17th – 18th

Leonids
The Leonids can have up to 15 meteors per hour at their peak. It is a unique star shower since it has a cyclonic peak every 33 years, where you can see hundreds of meteors per hour. Responsible for this meteor shower is Comet Tempel-Tuttle

24th

Conjunction of Venus and Jupiter.
The two bright planets will be visible 1.4 degrees apart from each other in the afternoon sky. Watch them after sunset.

October

8th

The Draconids
Are a meteor shower whose origin is in the periodic comet 21P / Giacobini-Zinner. It happens every year, in the first days of October with more activity between the nights of 8th to 10th.⁣ ⁣

20th

Maximum mercury elongation
Maximum elongation of Mercury, October 20th will be the best time of the year to observe Mercury, especially during sunset.

21st – 22nd

Orionids
The Orionids meteor shower peaks later this month, promising to scatter tens of bright fireballs across the night sky.

28th

Uranus Brightest
Uranus will be well placed for observation, in the constellation Aries.
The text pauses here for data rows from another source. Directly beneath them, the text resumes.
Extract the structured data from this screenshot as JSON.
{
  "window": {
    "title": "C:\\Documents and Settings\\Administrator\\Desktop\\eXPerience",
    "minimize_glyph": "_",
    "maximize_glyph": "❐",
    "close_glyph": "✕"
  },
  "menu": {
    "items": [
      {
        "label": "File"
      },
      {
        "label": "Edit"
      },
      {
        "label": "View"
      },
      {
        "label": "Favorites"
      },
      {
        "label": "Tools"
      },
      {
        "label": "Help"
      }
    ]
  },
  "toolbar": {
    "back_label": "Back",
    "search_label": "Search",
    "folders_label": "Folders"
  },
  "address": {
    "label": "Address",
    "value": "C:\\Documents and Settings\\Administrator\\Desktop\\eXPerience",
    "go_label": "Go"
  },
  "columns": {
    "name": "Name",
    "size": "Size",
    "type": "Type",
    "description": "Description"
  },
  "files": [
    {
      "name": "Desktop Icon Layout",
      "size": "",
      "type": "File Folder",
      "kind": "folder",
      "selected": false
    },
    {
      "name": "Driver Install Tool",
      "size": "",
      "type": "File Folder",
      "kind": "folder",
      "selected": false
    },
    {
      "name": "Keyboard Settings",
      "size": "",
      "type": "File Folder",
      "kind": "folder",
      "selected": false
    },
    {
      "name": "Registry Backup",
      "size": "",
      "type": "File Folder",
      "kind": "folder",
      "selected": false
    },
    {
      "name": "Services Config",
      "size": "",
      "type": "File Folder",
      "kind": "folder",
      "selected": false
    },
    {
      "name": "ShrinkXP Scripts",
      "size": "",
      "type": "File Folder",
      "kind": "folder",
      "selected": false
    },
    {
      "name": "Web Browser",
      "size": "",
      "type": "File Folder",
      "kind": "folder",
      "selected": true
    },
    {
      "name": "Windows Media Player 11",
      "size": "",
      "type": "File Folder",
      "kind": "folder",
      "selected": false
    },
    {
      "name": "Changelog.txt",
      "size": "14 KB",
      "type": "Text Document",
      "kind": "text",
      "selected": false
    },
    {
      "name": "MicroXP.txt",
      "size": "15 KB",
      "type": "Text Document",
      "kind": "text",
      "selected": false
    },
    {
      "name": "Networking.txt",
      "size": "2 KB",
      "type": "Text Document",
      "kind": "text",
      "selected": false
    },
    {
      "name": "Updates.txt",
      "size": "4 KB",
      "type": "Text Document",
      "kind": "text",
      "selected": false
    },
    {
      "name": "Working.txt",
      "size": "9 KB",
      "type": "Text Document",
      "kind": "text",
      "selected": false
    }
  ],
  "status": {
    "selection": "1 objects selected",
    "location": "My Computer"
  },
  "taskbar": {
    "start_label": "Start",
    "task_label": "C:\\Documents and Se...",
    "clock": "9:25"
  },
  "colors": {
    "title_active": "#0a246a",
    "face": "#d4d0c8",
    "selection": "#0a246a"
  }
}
It will be visible for much of the night, reaching its highest point in the sky around midnight local time.

August

2nd

Alpha Capricornids
Its name is due to the proximity with the alpha stars of the constellation of Capricorn.
Alpha-Capricórnidas originate from the dust trail left by comet 196P / NEAT.

9th

Maximum mercury elongation
The orbit of Mercury is closer to the Sun than that of the Earth, which means that it always appears near the Sun and is lost because of the Sun’s brightness most of the time.

11th

Moon and Saturn Conjunction
When night falls on day 11, an almost full Moon will be placed next to a golden stellar object, the ringed planet Saturn. The two celestial bodies will form an impressive couple within the Sagittarius constellation.

12th – 13th

Perseids
It is one of the best meteor showers to observe, as it produces up to 60 meteors per hour at its peak. Meteors come from comet Swift-Tuttle.

July
2nd

Total solar eclipse
The total solar eclipse will only be visible in parts of the South Pacific Ocean, central Chile and central Argentina. Partially it will be seen in most of the South Pacific Ocean and western South America.

9th

Saturn in opposition
The ringed planet will be close to the Earth and its face will be completely illuminated by the Sun. It will be brighter than at any other time of the year and will be visible all night.

16th

Partial Lunar Eclipse
During this type of eclipse, a part of the Moon will darken as it moves through the shadow of the Earth. The eclipse will be visible in most of Europe, Africa, Central Asia and the Indian Ocean.

28th – 29th

Delta Acuáridas
It is an average rainfall that can produce up to 20 meteors per hour at its peak. It is produced by debris left by comets Marsden and Kracht.

June

10th

Opposition of Jupiter
This giant planet will have its closest approximation of the Earth on this day, its face will be fully illuminated by the Sun. Take advantage! That is the best time to take good pictures.

18th

Mercury conjunction Mars
Mercury passing a scant 0.2 degrees north of Mars on June 18, to present the closest conjunction of two planets in 2019.

19th

Moon at 1º of Satun
The distance between them will be less than 1º, so they can be seen through the telescope at the same time.

21st

Summer Solstice
the summer solstice is when the Sun reaches its highest position in the sky and is the day with the longest period of daylight.